After your cataract surgery, you will be asked to remain for up to 30-minutes as the doctors will want to assess how the surgery went, and run you through the instructions on after-care. An eye shield will be used to cover up your eye, and you will be given special eye drops to use for the next 4-6 weeks to help reduce any risk of infection.

It is normal to experience some blurriness and light sensitivity following the surgery. This will improve over time as your eye begins to heal, and your vision begins to come back. Most individuals can resume their normal activities within a few days, up to a few weeks later, depending on how quickly the healing process goes. It is very important to follow the after-care instructions given to you, as these will ensure a smooth and quick recovery.

How Does Cataract Surgery Work If I Need Both Eyes Done?

If you need cataract surgery in both eyes, two surgeries will be scheduled for you. These procedures will take place two to six weeks apart from one another, and you’ll be given eye drops to use in between surgeries.

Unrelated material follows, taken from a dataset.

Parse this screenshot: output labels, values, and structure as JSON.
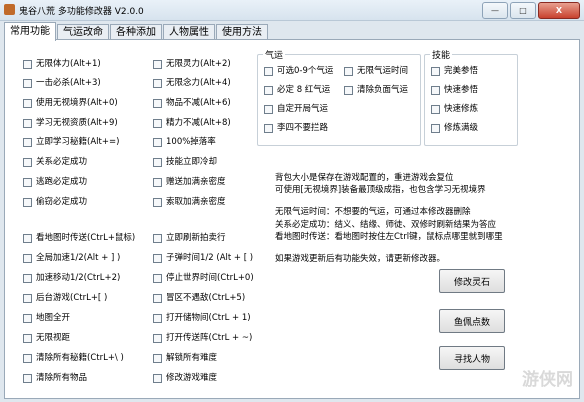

The surgeries are scheduled like this so that your vision returns to the first eye during the healing process, before you undergo surgery for the second eye.

When Is It Time to Book a Cataract Surgery Consultation? Symptoms to Watch Out For

Cataract surgery is recommended for individuals when a cataract makes it difficult for you to carry out your daily activities, or if it is preventing your eye doctor from being able to treat other eye problems. While you won’t notice any changes to your vision in the early stages of cataract development, there are some signs that you should look out for:

  • Blurred vision.
  • Difficulty seeing in low-light conditions like at night.
  • Sensitivity to light – seeing glares and halos.
  • Fading colors.
  • Double vision.

If you experience any of these symptoms, it is best to book a consultation with an eye surgeon right away, to see if it is time for cataract surgery.

Is Cataract Surgery Safe?

Yes, cataract surgery is considered to be a safe and low-risk surgery, with the majority of individuals undergoing the procedure with zero complications. Like all surgical procedures, there is a very low chance of complications or risks, some of which include: infection, bleeding, retinal detachment, glaucoma, and cataract re-growth.

How Soon Can I Expect To See Better Vision After Cataract Surgery?

The majority of people will see an improvement in their vision within a few days after surgery. Since cataracts are often yellow-tinted, you can expect colors to be more vibrant after surgery, as you’ll be looking through a clear lens. It is important to note though, that it may take several weeks for your vision to fully stabilize. It is normal for your eye to be mild discomfort, and for you to experience itchiness – avoid rubbing or pushing on the eye.

Will There Be Follow-up Appointments? 

Yes, you will have a follow-up appointment with your provider. If you experience any pain or redness that worsens even with medication, stickiness around the eye, worsening vision, flashes of light, or small dark spots/lines that float across your vision, then seek out medical help.